RECORDS FOR THIS EXERCISE:

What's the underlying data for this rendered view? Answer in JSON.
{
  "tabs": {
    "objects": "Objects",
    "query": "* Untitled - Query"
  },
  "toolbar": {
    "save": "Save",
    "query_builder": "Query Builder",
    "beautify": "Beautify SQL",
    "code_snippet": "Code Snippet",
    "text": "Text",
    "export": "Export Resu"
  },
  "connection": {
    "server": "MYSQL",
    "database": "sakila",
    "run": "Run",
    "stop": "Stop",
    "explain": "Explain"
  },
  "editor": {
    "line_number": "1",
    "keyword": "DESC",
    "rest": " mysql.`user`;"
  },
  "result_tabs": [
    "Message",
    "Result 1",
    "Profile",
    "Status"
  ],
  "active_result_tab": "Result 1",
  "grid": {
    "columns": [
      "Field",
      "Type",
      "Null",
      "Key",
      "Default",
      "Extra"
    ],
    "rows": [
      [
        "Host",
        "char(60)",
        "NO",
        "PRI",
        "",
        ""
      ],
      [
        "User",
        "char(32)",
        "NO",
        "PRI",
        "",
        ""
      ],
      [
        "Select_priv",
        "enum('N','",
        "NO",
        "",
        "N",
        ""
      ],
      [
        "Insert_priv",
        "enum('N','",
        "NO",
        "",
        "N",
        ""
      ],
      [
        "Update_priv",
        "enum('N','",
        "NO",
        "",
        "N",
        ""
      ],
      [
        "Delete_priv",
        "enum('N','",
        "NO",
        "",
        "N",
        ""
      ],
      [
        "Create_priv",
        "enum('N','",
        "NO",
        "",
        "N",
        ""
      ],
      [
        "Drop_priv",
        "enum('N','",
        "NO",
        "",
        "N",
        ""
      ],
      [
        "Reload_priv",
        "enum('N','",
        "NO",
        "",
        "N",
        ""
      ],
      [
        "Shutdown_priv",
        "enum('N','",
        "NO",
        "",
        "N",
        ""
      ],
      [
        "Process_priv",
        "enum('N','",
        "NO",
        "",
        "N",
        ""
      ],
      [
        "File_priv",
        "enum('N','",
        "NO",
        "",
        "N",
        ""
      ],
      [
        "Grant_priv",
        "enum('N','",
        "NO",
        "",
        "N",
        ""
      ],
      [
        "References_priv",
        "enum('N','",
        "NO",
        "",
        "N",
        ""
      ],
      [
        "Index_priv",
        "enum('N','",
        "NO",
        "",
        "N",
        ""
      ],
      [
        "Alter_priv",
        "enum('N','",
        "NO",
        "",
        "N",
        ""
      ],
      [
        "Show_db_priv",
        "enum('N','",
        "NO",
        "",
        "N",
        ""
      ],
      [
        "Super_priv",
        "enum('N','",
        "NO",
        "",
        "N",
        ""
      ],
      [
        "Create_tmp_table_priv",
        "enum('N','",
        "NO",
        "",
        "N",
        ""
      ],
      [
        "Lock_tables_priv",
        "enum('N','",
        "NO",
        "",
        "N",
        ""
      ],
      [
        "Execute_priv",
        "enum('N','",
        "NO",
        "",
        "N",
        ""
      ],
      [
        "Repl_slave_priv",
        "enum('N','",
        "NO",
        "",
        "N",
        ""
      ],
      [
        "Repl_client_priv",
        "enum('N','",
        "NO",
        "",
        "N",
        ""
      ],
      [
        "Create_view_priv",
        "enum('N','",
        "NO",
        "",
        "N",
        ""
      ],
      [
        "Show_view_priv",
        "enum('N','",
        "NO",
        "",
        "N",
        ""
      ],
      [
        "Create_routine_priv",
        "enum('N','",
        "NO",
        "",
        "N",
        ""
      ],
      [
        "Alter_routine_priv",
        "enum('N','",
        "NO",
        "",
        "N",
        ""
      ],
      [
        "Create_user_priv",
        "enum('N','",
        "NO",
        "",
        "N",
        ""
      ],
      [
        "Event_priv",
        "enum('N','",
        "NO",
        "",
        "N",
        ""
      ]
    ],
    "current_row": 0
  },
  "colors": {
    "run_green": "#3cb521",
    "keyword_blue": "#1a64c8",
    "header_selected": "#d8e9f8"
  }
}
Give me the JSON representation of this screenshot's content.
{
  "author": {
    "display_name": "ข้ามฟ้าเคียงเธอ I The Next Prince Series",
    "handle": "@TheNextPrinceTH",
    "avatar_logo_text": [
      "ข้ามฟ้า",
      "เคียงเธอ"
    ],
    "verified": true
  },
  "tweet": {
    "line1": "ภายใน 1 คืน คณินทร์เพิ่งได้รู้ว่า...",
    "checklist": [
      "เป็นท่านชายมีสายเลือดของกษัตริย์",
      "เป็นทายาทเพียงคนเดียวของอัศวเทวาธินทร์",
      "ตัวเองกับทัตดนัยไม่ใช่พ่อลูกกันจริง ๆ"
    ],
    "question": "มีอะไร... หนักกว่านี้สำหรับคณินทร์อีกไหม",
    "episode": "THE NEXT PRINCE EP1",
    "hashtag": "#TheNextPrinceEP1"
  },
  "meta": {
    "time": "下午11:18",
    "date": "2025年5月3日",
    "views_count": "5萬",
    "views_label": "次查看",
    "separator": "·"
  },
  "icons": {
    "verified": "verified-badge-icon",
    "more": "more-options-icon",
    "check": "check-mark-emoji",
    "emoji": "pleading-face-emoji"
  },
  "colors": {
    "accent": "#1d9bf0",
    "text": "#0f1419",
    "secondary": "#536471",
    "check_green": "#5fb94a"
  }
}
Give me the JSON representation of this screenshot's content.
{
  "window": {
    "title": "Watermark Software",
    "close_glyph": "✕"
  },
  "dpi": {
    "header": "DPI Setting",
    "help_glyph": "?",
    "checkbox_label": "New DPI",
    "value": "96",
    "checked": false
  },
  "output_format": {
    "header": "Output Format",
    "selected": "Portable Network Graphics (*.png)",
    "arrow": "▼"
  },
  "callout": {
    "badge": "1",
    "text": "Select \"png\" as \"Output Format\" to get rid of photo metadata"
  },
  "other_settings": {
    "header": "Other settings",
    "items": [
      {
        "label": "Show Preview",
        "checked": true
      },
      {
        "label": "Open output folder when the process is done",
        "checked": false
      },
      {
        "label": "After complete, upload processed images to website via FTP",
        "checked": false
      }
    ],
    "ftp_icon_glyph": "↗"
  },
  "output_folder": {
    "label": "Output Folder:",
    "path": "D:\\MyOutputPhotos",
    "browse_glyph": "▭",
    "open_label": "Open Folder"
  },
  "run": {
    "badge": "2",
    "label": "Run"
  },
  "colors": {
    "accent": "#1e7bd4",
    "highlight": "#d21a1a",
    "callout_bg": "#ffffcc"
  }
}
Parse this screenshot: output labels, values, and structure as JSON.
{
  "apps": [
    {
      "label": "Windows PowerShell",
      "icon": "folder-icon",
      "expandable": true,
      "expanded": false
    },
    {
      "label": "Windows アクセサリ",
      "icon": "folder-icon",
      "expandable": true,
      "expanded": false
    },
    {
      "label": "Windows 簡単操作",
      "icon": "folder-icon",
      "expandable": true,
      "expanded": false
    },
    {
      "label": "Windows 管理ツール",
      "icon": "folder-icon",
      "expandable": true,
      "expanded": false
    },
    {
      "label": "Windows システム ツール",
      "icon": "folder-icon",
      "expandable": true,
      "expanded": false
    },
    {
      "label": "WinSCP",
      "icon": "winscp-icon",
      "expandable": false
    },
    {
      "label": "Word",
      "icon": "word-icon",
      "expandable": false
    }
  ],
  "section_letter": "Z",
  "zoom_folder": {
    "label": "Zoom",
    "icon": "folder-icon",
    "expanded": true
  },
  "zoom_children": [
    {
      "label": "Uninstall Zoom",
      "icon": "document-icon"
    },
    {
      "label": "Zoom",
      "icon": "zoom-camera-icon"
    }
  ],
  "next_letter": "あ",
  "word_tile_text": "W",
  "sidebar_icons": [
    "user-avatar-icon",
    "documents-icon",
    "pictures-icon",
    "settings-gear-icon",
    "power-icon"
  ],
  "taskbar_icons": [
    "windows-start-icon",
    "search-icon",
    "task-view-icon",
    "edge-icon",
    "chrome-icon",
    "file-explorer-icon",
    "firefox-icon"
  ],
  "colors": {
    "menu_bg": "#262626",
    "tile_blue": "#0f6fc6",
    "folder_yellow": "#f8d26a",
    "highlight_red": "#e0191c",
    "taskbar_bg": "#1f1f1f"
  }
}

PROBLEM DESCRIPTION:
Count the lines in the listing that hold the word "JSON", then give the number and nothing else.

TASK ANSWER:
4